22 December, 2015
For English learners, the top education topics of the year are tips, tests and, of course, everyday grammar.
In 2015, the VOA Learning English Education article with more shares on
This collection of tips is part of a public speaking series drawn from interviews with Professor Charles Lebeau. He helps Japanese university students and professionals improve their public speaking and debating skills. The five tips help presenters with titles, topics, transitions, images, the audience’s point of view, and rehearsing.
Two other stories in the series are also among our top stories: Three Tips to Improve Your Public Speaking Skills tells how to avoid the common fear of public speaking by carefully planning. Improve Your Public Speaking With Body Language gives advice on three things speakers should remember: posture, eye contact and gestures.
How well do you speak English?
The Learning English audience also has a strong interest in test results of their own English ability.
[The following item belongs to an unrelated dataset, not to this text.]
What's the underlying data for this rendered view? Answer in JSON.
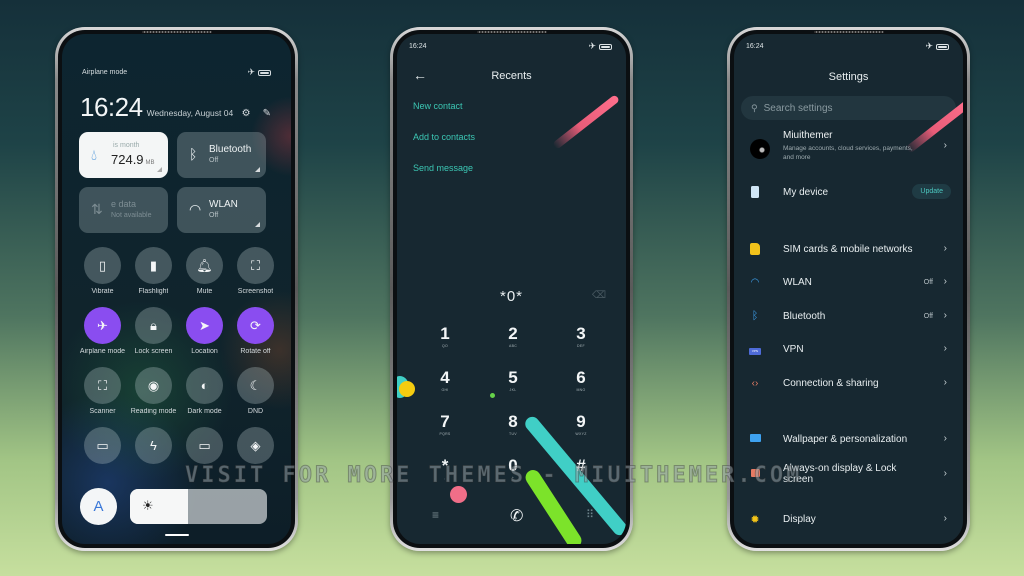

How Well Does Your Country Speak English? features the results of an online test. And it seems everyone wanted to know the average results of their country’s English tests.
A comparison of the big English tests is among the top stories for 2015. TOEFL, IELTS, or TOEIC? Comparing the Tests tells the differences between the tests and gives a student’s point of view on how to prepare for them.
Finally, learning to write well is always a popular subject. Tips for Writing: ‘They Say, I Say’ tells students that writing an academic paper is not as difficult as they think.
Everyday Grammar is a hot topic
VOA started a new Education series in 2015: Everyday Grammar. Our goal in this series is to give simple explanations and show examples of English structures in everyday conversation, popular songs, and movies. We often add infographics and videos to summarize the explanations. We thought that you, our audience, would like this, and you have told us it really helps in comments and by returning to read it every week. The daily list of the top five stories on our website often includes Everyday Grammar.
The top Everyday Grammar stories are about prepositions, pronouns, and verb tenses. Are You In, On or At? Prepositions that Tell of Time and Place reveals the secret of how these prepositions move from general to specific topics. We updated the article with an animated video earlier this month.
Betty Azar, author of many books on English grammar, is the topic of another popular story: Betty Azar, 'Rock Star' of English Grammar. She also wrote an article for Everyday Grammar, which we will tell you about a little later. Another big hit is Students Love Grammar! So Why Do Teachers Hate It? Betty Azar tells us why it is important for English learners to study grammar at the same time they are practicing communication skills.
Can You Correct Her and I? tells readers that even native speakers of English make mistakes with pronouns, and has a simple test to check your pronouns. Simple Past and Present Perfect includes a song and quotes from a Batman movie to explain the two tenses.
Facebook shares put The Sounds of Grammar with Betty Azar into the top list. Our guest author tells why it is often hard for English learners to hear the important sounds in sentences when native speakers talk. She gives useful advice on how to improve your listening ability.
We hope that in 2016 you will find many more useful Education stories here. Please let us know which story you liked the most by leaving a comment below or on testbig.com!
I'm Rick Hindman. And I’m Jill Robbins.
Happy New Year!
Dr. Jill Robbins reported and wrote this story for VOA Learning English. Hai Do was the editor.
Words in This Story
transitions - n. words that connect between parts of a composition or speech, such as first, second, third, in addition, furthermore, and so on.
posture - n. the way in which your body is positioned when you are sitting or standing
eye contact - n. a situation in which two people are looking directly into each other's eyes
gesture - n. a movement of your body (especially of your hands and arms) that shows or emphasizes an idea or a feeling
structure – n. the way that something is built, arranged, or organized
summarize – v. to tell (information) again using fewer words
reveal – v. to make (something that was hidden) able to be seen
general - adj. relating to the main or major parts of something rather than the details
specific - adj. clearly and exactly presented or stated